→ THE PROBLEM
Could you copy each line of the listing below that has the word "Permissões"?
━━━━━ RECORD EXCERPTS
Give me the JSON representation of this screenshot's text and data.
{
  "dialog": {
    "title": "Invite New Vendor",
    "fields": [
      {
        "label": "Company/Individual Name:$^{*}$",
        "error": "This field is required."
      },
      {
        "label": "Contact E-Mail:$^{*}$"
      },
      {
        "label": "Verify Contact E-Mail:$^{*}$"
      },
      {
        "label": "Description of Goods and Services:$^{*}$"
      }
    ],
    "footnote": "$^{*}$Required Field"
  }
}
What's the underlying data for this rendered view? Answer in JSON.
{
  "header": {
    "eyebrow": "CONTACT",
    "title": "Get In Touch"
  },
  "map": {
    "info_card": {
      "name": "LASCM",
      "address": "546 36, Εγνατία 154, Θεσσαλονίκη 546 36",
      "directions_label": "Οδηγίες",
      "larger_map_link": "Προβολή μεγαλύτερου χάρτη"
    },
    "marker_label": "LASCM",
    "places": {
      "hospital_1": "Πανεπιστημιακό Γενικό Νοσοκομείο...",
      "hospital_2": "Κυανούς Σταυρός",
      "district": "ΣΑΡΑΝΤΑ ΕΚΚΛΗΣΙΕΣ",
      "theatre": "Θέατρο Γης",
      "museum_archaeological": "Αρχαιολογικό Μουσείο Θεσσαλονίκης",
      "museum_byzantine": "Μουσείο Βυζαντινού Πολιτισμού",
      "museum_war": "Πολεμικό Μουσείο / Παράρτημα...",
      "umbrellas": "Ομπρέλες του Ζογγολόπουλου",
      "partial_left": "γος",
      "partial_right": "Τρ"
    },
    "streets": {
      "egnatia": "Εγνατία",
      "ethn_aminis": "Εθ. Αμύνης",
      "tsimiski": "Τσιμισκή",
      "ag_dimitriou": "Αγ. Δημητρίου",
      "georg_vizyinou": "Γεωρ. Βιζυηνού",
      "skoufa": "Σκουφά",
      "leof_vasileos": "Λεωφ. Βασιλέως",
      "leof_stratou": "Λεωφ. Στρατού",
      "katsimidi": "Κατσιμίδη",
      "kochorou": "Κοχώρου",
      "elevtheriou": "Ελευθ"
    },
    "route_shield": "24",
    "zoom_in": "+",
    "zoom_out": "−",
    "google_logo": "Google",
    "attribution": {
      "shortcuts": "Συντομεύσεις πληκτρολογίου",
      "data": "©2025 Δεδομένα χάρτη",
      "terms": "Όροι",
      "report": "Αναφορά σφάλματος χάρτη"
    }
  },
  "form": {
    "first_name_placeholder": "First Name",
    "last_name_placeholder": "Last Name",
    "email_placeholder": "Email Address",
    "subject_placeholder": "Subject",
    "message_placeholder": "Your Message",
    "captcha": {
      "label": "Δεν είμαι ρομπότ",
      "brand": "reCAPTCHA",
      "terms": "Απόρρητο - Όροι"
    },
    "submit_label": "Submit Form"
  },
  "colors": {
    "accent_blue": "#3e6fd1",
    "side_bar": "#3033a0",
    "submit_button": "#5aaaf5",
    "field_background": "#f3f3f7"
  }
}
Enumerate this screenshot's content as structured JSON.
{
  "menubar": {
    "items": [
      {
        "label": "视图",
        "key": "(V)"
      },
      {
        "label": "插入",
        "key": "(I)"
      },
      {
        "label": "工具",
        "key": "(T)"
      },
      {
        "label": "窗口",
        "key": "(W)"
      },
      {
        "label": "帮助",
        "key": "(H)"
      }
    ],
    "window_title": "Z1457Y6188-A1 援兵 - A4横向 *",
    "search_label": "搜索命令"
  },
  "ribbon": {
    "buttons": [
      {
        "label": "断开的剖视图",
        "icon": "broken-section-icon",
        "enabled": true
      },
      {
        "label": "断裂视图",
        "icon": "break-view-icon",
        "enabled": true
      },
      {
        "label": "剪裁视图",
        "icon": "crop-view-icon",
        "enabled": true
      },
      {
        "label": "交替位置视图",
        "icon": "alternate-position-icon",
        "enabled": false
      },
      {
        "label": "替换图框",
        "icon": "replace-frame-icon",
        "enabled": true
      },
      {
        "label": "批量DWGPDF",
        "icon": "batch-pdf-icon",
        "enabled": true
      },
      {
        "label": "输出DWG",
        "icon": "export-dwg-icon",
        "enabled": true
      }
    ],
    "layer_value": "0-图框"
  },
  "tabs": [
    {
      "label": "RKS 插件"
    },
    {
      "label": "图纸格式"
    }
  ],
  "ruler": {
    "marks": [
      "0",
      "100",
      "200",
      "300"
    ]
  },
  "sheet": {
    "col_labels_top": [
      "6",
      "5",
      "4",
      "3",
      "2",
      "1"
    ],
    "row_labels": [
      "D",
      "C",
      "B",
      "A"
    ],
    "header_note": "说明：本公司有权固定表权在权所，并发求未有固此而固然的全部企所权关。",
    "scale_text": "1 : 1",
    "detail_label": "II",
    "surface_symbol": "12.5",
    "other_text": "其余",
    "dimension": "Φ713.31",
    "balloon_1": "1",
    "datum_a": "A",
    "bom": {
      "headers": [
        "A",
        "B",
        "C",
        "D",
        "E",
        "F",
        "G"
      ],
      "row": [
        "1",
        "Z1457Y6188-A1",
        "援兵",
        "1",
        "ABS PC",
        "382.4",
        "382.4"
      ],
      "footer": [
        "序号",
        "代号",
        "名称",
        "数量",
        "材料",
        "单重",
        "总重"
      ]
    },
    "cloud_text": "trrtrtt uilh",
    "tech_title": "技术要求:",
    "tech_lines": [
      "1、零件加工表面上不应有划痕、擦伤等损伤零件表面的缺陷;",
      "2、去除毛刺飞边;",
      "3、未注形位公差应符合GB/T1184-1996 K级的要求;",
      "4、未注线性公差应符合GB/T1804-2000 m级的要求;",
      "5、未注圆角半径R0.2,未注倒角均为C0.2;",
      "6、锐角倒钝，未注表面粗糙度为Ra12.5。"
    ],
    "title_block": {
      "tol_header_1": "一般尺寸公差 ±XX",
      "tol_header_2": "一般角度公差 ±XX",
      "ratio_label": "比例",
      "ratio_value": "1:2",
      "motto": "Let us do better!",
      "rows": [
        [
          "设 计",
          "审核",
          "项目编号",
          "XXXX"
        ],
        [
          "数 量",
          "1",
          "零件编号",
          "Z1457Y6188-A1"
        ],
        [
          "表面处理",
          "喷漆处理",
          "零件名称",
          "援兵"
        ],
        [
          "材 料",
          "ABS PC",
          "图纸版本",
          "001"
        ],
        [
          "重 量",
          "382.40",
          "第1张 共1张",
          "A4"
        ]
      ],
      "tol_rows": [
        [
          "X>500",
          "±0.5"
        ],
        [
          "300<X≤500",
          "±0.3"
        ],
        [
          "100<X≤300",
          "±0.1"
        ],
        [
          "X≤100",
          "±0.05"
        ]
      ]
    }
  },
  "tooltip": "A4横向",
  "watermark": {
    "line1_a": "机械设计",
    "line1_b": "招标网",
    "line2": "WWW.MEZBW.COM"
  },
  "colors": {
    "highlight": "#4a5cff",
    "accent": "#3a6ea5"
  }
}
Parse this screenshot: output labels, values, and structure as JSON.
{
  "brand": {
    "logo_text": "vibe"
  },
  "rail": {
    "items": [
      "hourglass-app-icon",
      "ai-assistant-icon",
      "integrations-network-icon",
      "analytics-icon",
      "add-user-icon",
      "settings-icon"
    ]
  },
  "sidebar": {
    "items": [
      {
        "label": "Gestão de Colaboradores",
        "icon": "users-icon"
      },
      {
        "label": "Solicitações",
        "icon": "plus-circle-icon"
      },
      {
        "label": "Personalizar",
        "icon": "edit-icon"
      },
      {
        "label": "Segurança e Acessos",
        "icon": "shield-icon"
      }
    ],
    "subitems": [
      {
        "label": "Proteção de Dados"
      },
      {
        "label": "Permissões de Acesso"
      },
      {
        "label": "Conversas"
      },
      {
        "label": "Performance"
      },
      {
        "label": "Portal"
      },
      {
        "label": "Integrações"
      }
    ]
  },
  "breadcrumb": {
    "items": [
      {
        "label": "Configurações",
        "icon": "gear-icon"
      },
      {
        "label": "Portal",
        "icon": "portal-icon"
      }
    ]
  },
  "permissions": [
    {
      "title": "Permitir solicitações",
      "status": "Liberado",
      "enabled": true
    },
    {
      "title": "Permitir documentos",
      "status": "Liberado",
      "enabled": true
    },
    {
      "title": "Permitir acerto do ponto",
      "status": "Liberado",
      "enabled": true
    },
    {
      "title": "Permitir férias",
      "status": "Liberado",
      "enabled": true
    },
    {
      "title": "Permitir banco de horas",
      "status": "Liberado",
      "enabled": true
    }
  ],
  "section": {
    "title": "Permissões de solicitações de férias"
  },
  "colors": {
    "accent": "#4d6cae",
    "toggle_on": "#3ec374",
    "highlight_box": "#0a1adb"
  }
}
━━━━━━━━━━
→ EXERCISE SOLUTION
        "label": "Permissões de Acesso"
    "title": "Permissões de solicitações de férias"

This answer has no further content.